Epic is the best way to describe the North Canton Public Library’s upcoming summer of programming, events, prizes and reading clubs. An Epic Summer Kick-off Party is scheduled for Saturday, June 3 from 11 a.m. to 2 p.m. at the library. The community is invited to the party for free Milk and Honey ice cream, a visit from the Akron Zoomobile, information about the library’s summer activities and epic give-a-ways for those who sign up for summer reading clubs, which begin June 1.

“We’ve been steadily increasing our summer programming in the community, both inside and outside the doors of library, and the feedback has been extremely positive,” said library community relations manager, Christina Weyrick. “Our summer reading clubs are a staple and this year each age group will receive fantastic prizes and incentives thanks to some terrific community support from partners including the Akron Zoo,” she explained.

For the second year, live music will take over the Little Art Gallery patio during the Patio Parties concert series. On Friday, July 21, Dustin Allen will provide an all requests show at noon. Later that day, Allen will be joined by his full band, Hope for the Hollow, for a show at 5 p.m. On July 28, The Angie Haze Project will perform at noon and Erin Nicole Neal and her band The Chill Factors will take the stage at 5 p.m. Light snacks will be provided, but attendees are encouraged to pack a lunch or dinner if they would like.

Community members have been excited to learn that beginning July 11, the StarkFresh mobile farmers market, the Veggie Mobile, will visit the library each Tuesday from 3:30-5 p.m. Also at the library, art classes for all ages will be held, and registration is open for those classes now at

Outside the library, the popular Family Film Fridays series will be held the second Friday of June (Trolls), July (Moana) and August (Zootopia) in Witwer Park.

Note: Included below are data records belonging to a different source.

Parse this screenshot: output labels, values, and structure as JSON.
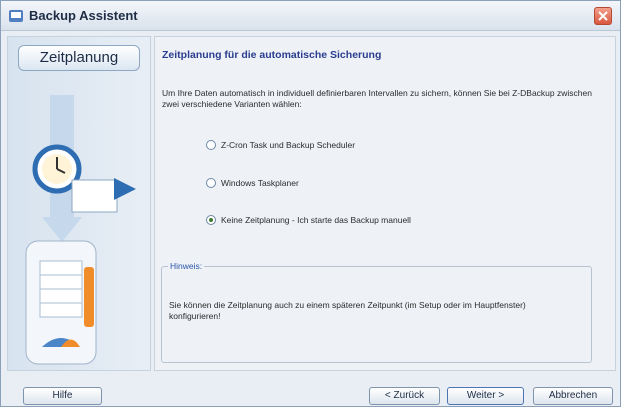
{
  "window": {
    "title": "Backup Assistent",
    "close_icon": "close-icon"
  },
  "sidebar": {
    "step_label": "Zeitplanung"
  },
  "main": {
    "heading": "Zeitplanung für die automatische Sicherung",
    "description": "Um Ihre Daten automatisch in individuell definierbaren Intervallen zu sichern, können Sie bei Z-DBackup zwischen zwei verschiedene Varianten wählen:",
    "options": [
      {
        "label": "Z-Cron Task und Backup Scheduler",
        "checked": false
      },
      {
        "label": "Windows Taskplaner",
        "checked": false
      },
      {
        "label": "Keine Zeitplanung - Ich starte das Backup manuell",
        "checked": true
      }
    ],
    "hint": {
      "legend": "Hinweis:",
      "text": "Sie können die Zeitplanung auch zu einem späteren Zeitpunkt (im Setup oder im Hauptfenster) konfigurieren!"
    }
  },
  "footer": {
    "help": "Hilfe",
    "back": "< Zurück",
    "next": "Weiter >",
    "cancel": "Abbrechen"
  },
  "colors": {
    "accent": "#2a3d8f",
    "title_bar": "#d9e2ec",
    "close": "#d9573e"
  }
}
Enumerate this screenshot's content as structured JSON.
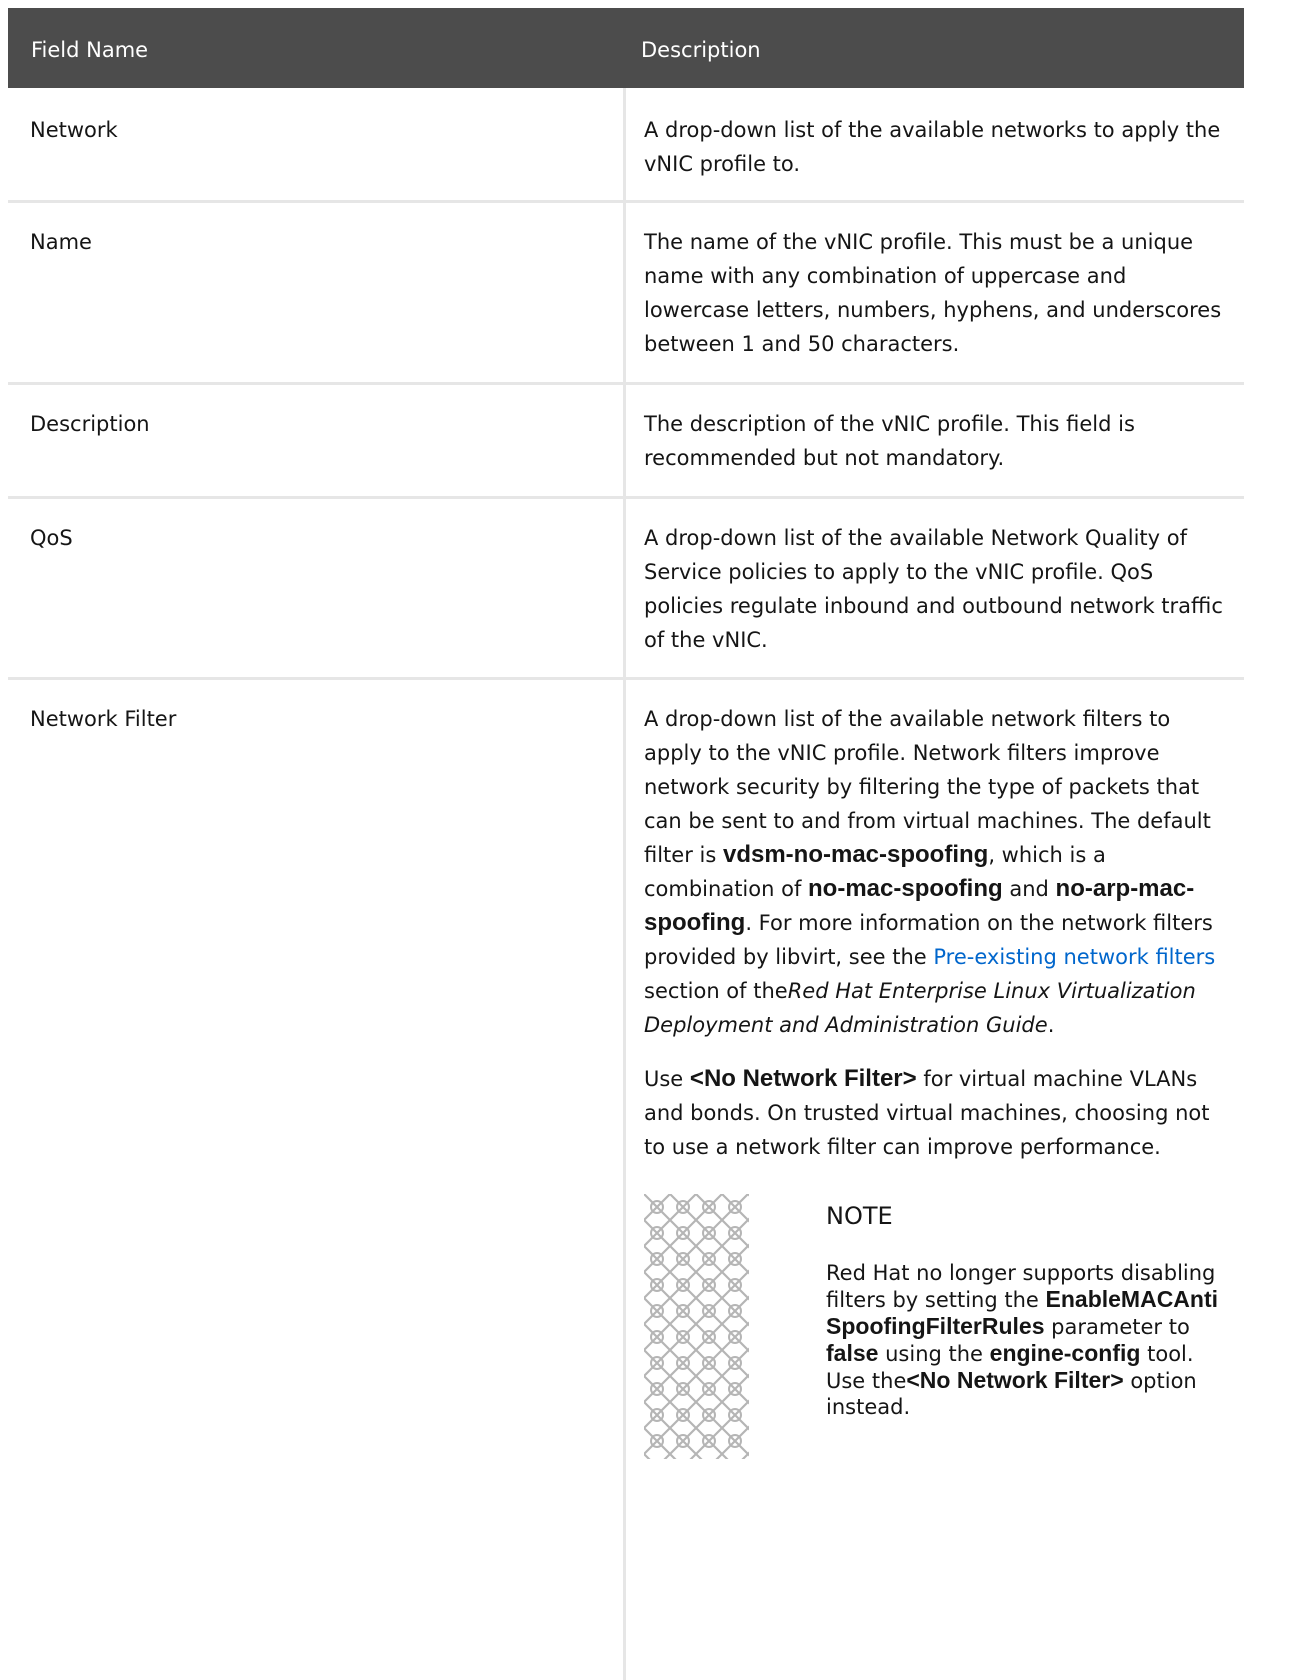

The series is sponsored by Home Savings and the series’ Family Fun Zone is possible thanks to a partnership with MissionView Church and friends. The Fun Zone begins at 7 p.m. and films begin at dusk. Additionally, the library be organizing a touch-a-truck event as part of the North Canton Main Street Festival the weekend of August 19 and 20.

Children’s Summer Reading Club An Epic Reading Record, which allows children to track their reading throughout the summer, will be available at the children’s desk on the second floor of the library, beginning June 1. Children will receive a backpack when they register and an NCPL football rocket when they complete their Reading Record. The first 300 children to register will receive a free ticket to the Akron Zoo, and the first 200 to finish will receive an Epic Reader yard sign.

Teen/Middle School Summer Reading Club Teens and those heading to middle school next school year, can join the Epic Summer reading fun with simple ways to win epic gift cards and other prizes while attending some great programs and reading books over summer break! The first 200 to register for the club will receive a pair of epic NCPL sunglasses.

Adult Summer Reading Club Summer reading clubs aren’t just for kids! Adults can register for their own summer reading club to stay informed about library events and win Epic prizes just for reading books and attending programs. The first 200 to register for the club will receive an NCPL backpack and other goodies.

For additional information, please contact community relations manager, Christina Weyrick at 330.499.4712 x331 or